  22. The Belgian directing brothers deal with themes they have made their own: the difficulty of being moral in an amoral world and the grinding, unforgiving nature of reality for those forced by poverty to live on the margins of society. These are not easy films to experience, but they are uncompromising and unforgettable.
  23. See it and it'll stay with you as your own memories do: funny, poignant, bittersweet and irreplaceable.
  24. From Up on Poppy Hill is frankly stunning, as beautiful a hand-drawn animated feature as you are likely to see. It's a time-machine dream of a not-so-distant past, a sweet and honestly sentimental story that also represents a collaboration between the greatest of Japanese animators and his up-and-coming son.
  25. One of the bloodiest and most beautiful reflections on atonement in the Scorsese canon... It is still one of cinema's most breathtaking films.
    • Los Angeles Times
  26. One of the great crime thrillers, the benchmark all succeeding heist films have been measured against, it's no musty museum piece but a driving, compelling piece of work, redolent of the air of human frailty and fatalistic doom.
  27. Its step-by-step tragedy is so ruthless in its unfolding, you may find yourself wishing it were less well done, that it left you some room to breathe. But House of Sand and Fog has a story to tell and it means to tell it, no matter what the cost.
  28. The script, by Oleg Negin and Zvyagintsev, uses spare dialogue to quietly devastating effect. Performances are superb across the board, framed in elegant widescreen compositions that simmer with violence.
  29. There's barely any on-field footage in The Damned United. What we get instead is fine acting and directing, splendid dialogue and a story too outrageous to be made up.
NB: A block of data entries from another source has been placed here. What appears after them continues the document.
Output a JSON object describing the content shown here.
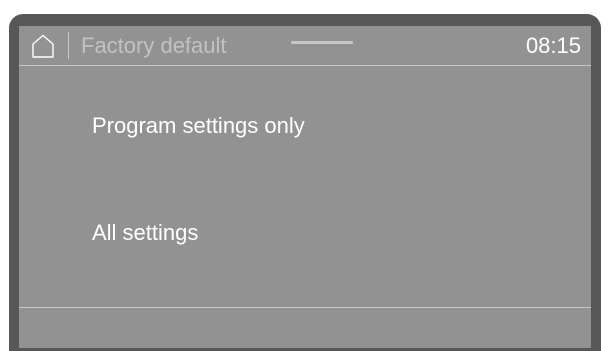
{
  "header": {
    "home_icon": "home-icon",
    "title": "Factory default",
    "time": "08:15"
  },
  "options": [
    {
      "label": "Program settings only"
    },
    {
      "label": "All settings"
    }
  ],
  "colors": {
    "bezel": "#575757",
    "screen": "#929292",
    "text": "#ffffff",
    "title_text": "#c2c2c2",
    "divider": "#c8c8c8"
  }
}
  30. Cookie's Fortune, which knows how to treat serious matters with humor, is to be treasured as an utterly distinctive work by one of America's finest filmmakers. [2 April 1999, Calendar, p.F-1]
    • Los Angeles Times

Top Trailers